• [Input records]
---

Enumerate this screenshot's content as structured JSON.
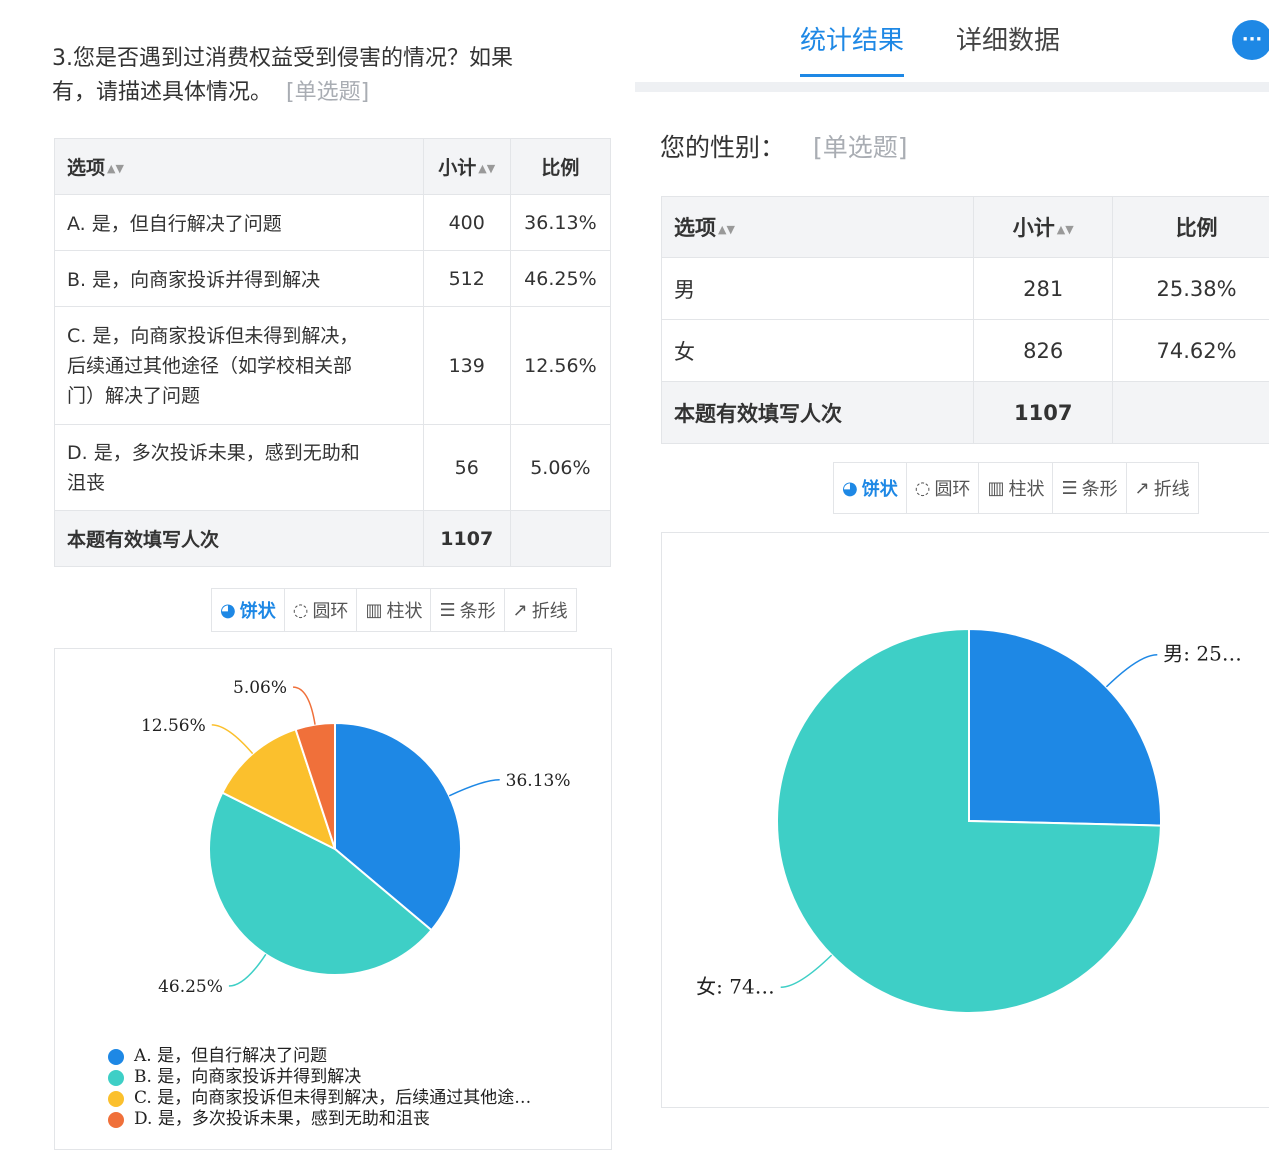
{
  "left": {
    "question": "3.您是否遇到过消费权益受到侵害的情况？如果有，请描述具体情况。",
    "question_line1": "3.您是否遇到过消费权益受到侵害的情况？如果",
    "question_line2": "有，请描述具体情况。",
    "type_tag": "[单选题]",
    "table": {
      "headers": [
        "选项",
        "小计",
        "比例"
      ],
      "rows": [
        {
          "option": "A. 是，但自行解决了问题",
          "count": "400",
          "ratio": "36.13%"
        },
        {
          "option": "B. 是，向商家投诉并得到解决",
          "count": "512",
          "ratio": "46.25%"
        },
        {
          "option_lines": [
            "C. 是，向商家投诉但未得到解决，",
            "后续通过其他途径（如学校相关部",
            "门）解决了问题"
          ],
          "count": "139",
          "ratio": "12.56%"
        },
        {
          "option_lines": [
            "D. 是，多次投诉未果，感到无助和",
            "沮丧"
          ],
          "count": "56",
          "ratio": "5.06%"
        }
      ],
      "total_label": "本题有效填写人次",
      "total_count": "1107"
    },
    "chart_buttons": [
      "饼状",
      "圆环",
      "柱状",
      "条形",
      "折线"
    ],
    "legend": [
      "A. 是，但自行解决了问题",
      "B. 是，向商家投诉并得到解决",
      "C. 是，向商家投诉但未得到解决，后续通过其他途…",
      "D. 是，多次投诉未果，感到无助和沮丧"
    ]
  },
  "right": {
    "tabs": [
      "统计结果",
      "详细数据"
    ],
    "more_icon": "ellipsis-icon",
    "question": "您的性别：",
    "type_tag": "[单选题]",
    "table": {
      "headers": [
        "选项",
        "小计",
        "比例"
      ],
      "rows": [
        {
          "option": "男",
          "count": "281",
          "ratio": "25.38%"
        },
        {
          "option": "女",
          "count": "826",
          "ratio": "74.62%"
        }
      ],
      "total_label": "本题有效填写人次",
      "total_count": "1107"
    },
    "chart_buttons": [
      "饼状",
      "圆环",
      "柱状",
      "条形",
      "折线"
    ]
  },
  "colors": {
    "blue": "#1e88e5",
    "teal": "#3ecfc6",
    "yellow": "#fbc02d",
    "orange": "#f0703a",
    "active": "#1e88e5"
  },
  "chart_data": [
    {
      "type": "pie",
      "categories": [
        "A. 是，但自行解决了问题",
        "B. 是，向商家投诉并得到解决",
        "C. 是，向商家投诉但未得到解决，后续通过其他途…",
        "D. 是，多次投诉未果，感到无助和沮丧"
      ],
      "values": [
        36.13,
        46.25,
        12.56,
        5.06
      ],
      "labels": [
        "36.13%",
        "46.25%",
        "12.56%",
        "5.06%"
      ],
      "legend": "bottom"
    },
    {
      "type": "pie",
      "categories": [
        "男",
        "女"
      ],
      "values": [
        25.38,
        74.62
      ],
      "labels": [
        "男: 25…",
        "女: 74…"
      ],
      "legend": "none"
    }
  ]
}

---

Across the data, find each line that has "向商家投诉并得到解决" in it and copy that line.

          "option": "B. 是，向商家投诉并得到解决",
      "B. 是，向商家投诉并得到解决",
        "B. 是，向商家投诉并得到解决",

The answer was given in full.